Ineos chairman Jim Ratcliffe said, ''We are pleased to acquire a strong portfolio of natural gas assets and bring on board a highly successful and experienced North Sea industry team.''

''Ineos has been very open about its intention to make strategic investments in the North Sea and this acquisition is our first step in fulfilling this goal,'' he added.

Ineos, which recently announced its plan to become a leading player in the UK onshore gas development, is also looking at additional offshore opportunities to fulfill its growth ambitions.

The company is backing shale gas exploration and production which involves controversial ''fracking'' method to extract fossil fuels.
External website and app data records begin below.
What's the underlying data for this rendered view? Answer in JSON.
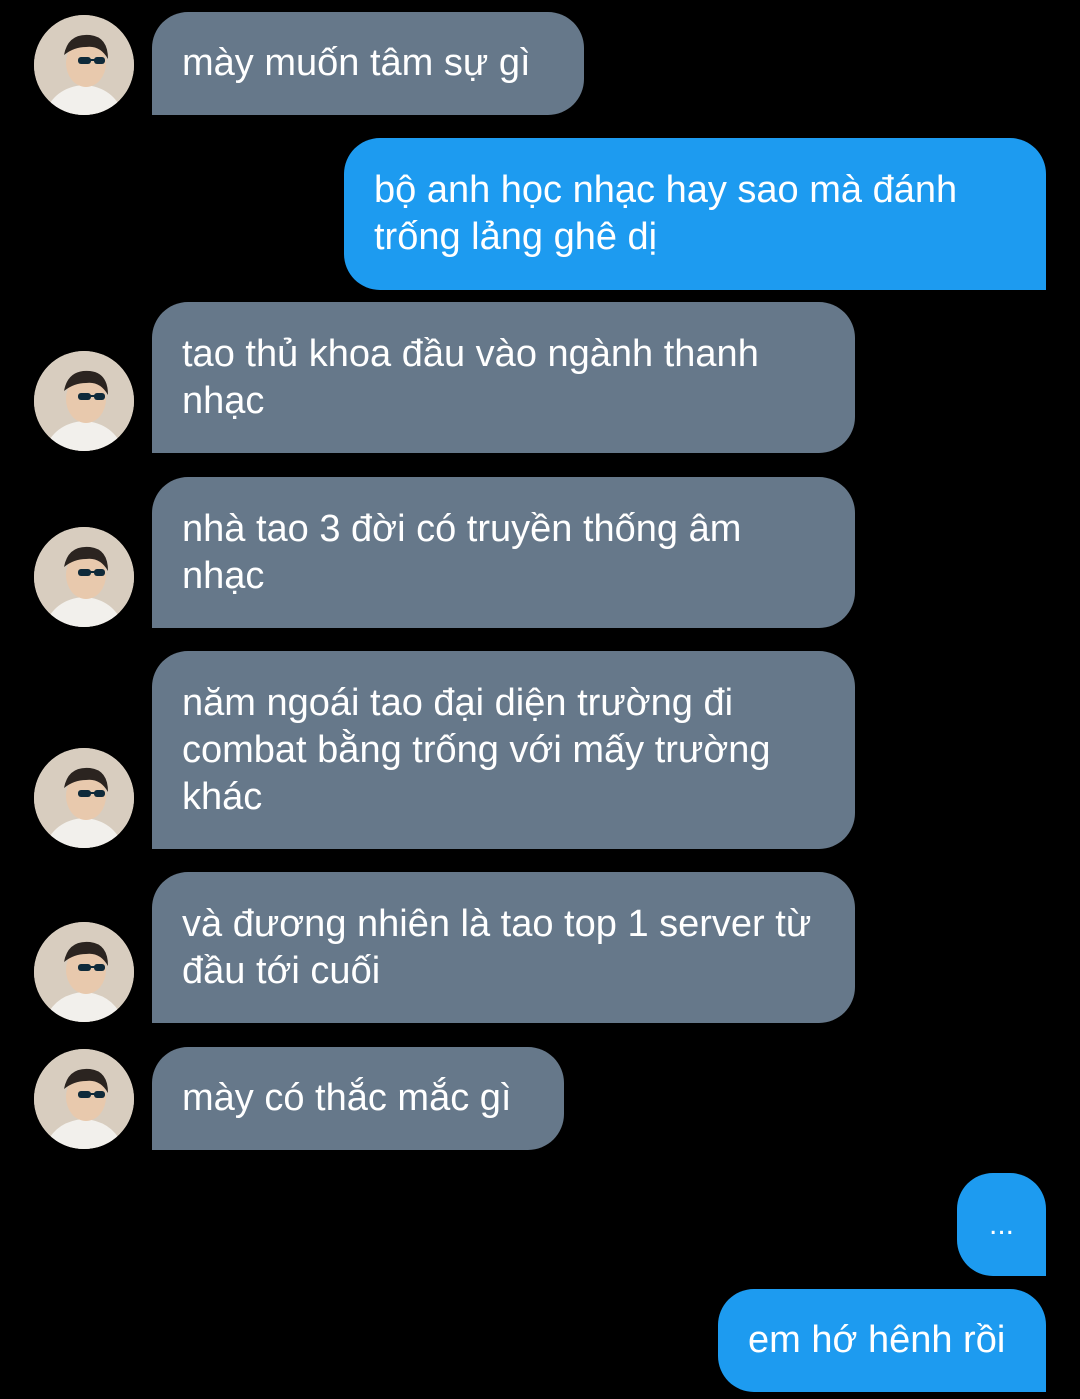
{
  "conversation": {
    "messages": [
      {
        "sender": "them",
        "text": "mày muốn tâm sự gì"
      },
      {
        "sender": "me",
        "text": "bộ anh học nhạc hay sao mà đánh trống lảng ghê dị"
      },
      {
        "sender": "them",
        "text": "tao thủ khoa đầu vào ngành thanh nhạc"
      },
      {
        "sender": "them",
        "text": "nhà tao 3 đời có truyền thống âm nhạc"
      },
      {
        "sender": "them",
        "text": "năm ngoái tao đại diện trường đi combat bằng trống với mấy trường khác"
      },
      {
        "sender": "them",
        "text": "và đương nhiên là tao top 1 server từ đầu tới cuối"
      },
      {
        "sender": "them",
        "text": "mày có thắc mắc gì"
      },
      {
        "sender": "me",
        "text": "..."
      },
      {
        "sender": "me",
        "text": "em hớ hênh rồi"
      }
    ]
  },
  "colors": {
    "background": "#000000",
    "received_bubble": "#66788a",
    "sent_bubble": "#1d9bf0",
    "text": "#ffffff"
  },
  "icons": {
    "avatar": "profile-photo-avatar"
  }
}
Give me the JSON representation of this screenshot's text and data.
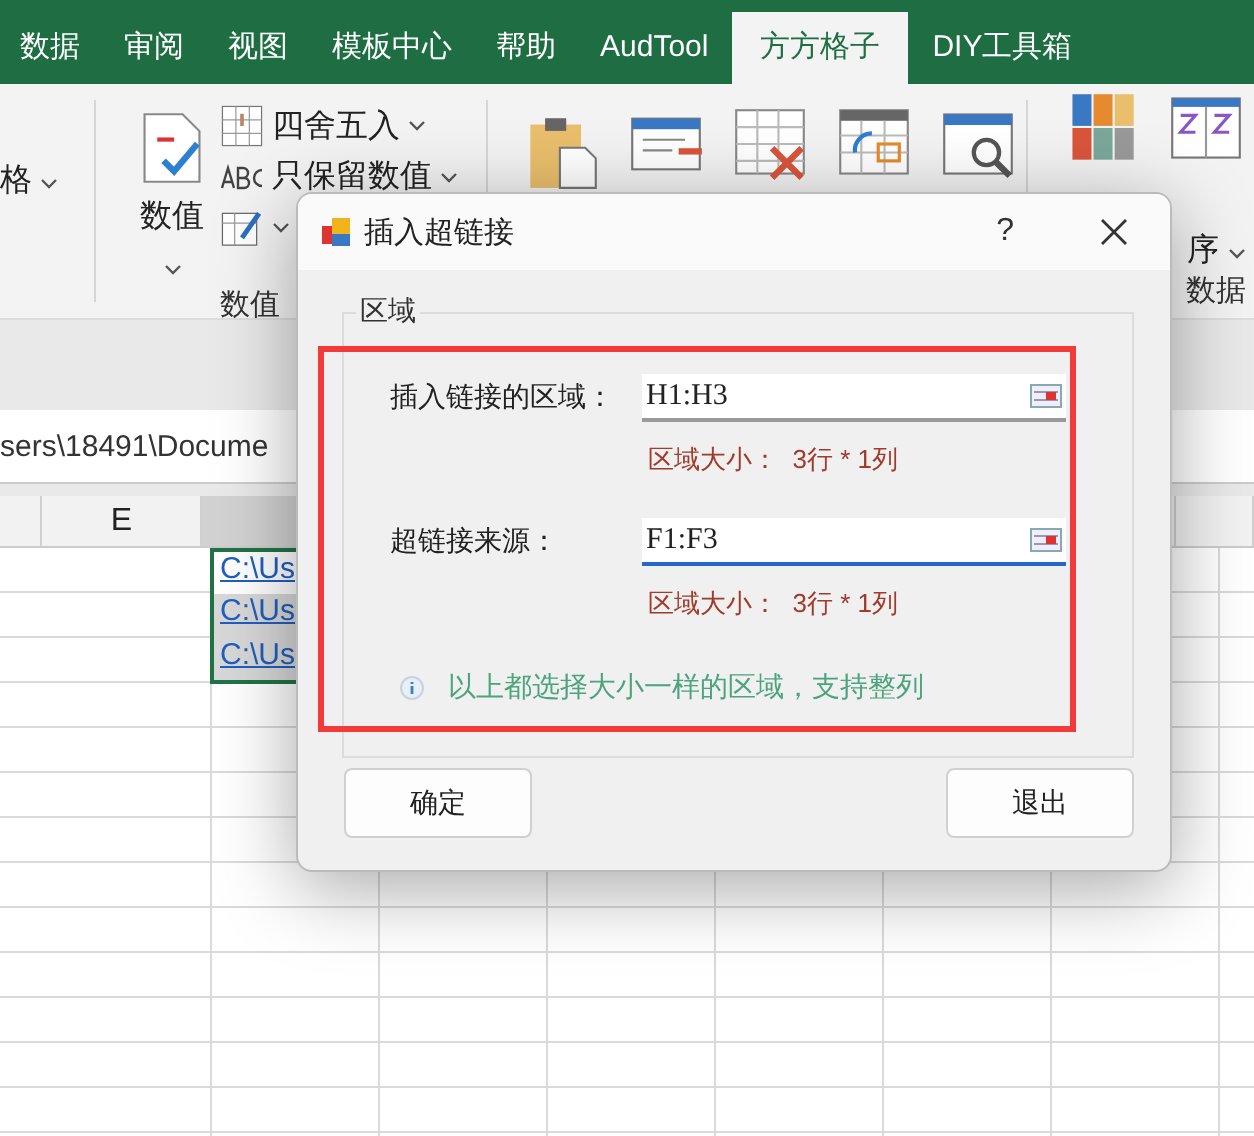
{
  "ribbon_tabs": [
    {
      "label": "数据",
      "selected": false
    },
    {
      "label": "审阅",
      "selected": false
    },
    {
      "label": "视图",
      "selected": false
    },
    {
      "label": "模板中心",
      "selected": false
    },
    {
      "label": "帮助",
      "selected": false
    },
    {
      "label": "AudTool",
      "selected": false
    },
    {
      "label": "方方格子",
      "selected": true
    },
    {
      "label": "DIY工具箱",
      "selected": false
    }
  ],
  "ribbon": {
    "left_item": "格",
    "numeric_button": "数值",
    "menu_items": [
      "四舍五入",
      "只保留数值"
    ],
    "group_labels": [
      "数值",
      "数据"
    ],
    "sort_tail": "序"
  },
  "formula_bar": {
    "value": "sers\\18491\\Docume"
  },
  "sheet": {
    "column_header": "E",
    "link_cells": [
      {
        "text": "C:\\Us",
        "active": true
      },
      {
        "text": "C:\\Us",
        "active": false
      },
      {
        "text": "C:\\Us",
        "active": false
      }
    ]
  },
  "dialog": {
    "title": "插入超链接",
    "help": "?",
    "group_title": "区域",
    "fields": [
      {
        "label": "插入链接的区域：",
        "value": "H1:H3",
        "size_text": "区域大小：  3行 * 1列",
        "focused": false
      },
      {
        "label": "超链接来源：",
        "value": "F1:F3",
        "size_text": "区域大小：  3行 * 1列",
        "focused": true
      }
    ],
    "info": "以上都选择大小一样的区域，支持整列",
    "buttons": [
      "确定",
      "退出"
    ]
  }
}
Earlier this year, Ineos agreed to buy a 50-per cent interest in seven of London-based IGas Energy's shale licences in North West and also the company's interest in shale gas licence around Grangemouth in Scotland which will give company full ownership of the asset.

Ratcliffe said the North Sea acquisition is a great entry point for the Ineos Upstream business and ''they are high quality, low risk assets'' and the company will continue to evaluate other opportunities in the North Sea.

''Ineos and its JV partners are huge consumers of natural gas, ethane, propane and condensates. North Sea oil and gas can make a significant contribution to providing these feedstocks as well as servicing our energy needs,'' Ineos Upstream chairman Rob Nevin said.

The transaction is expected to close later this year, subject to approval from the European completion authorities and other customary closing conditions.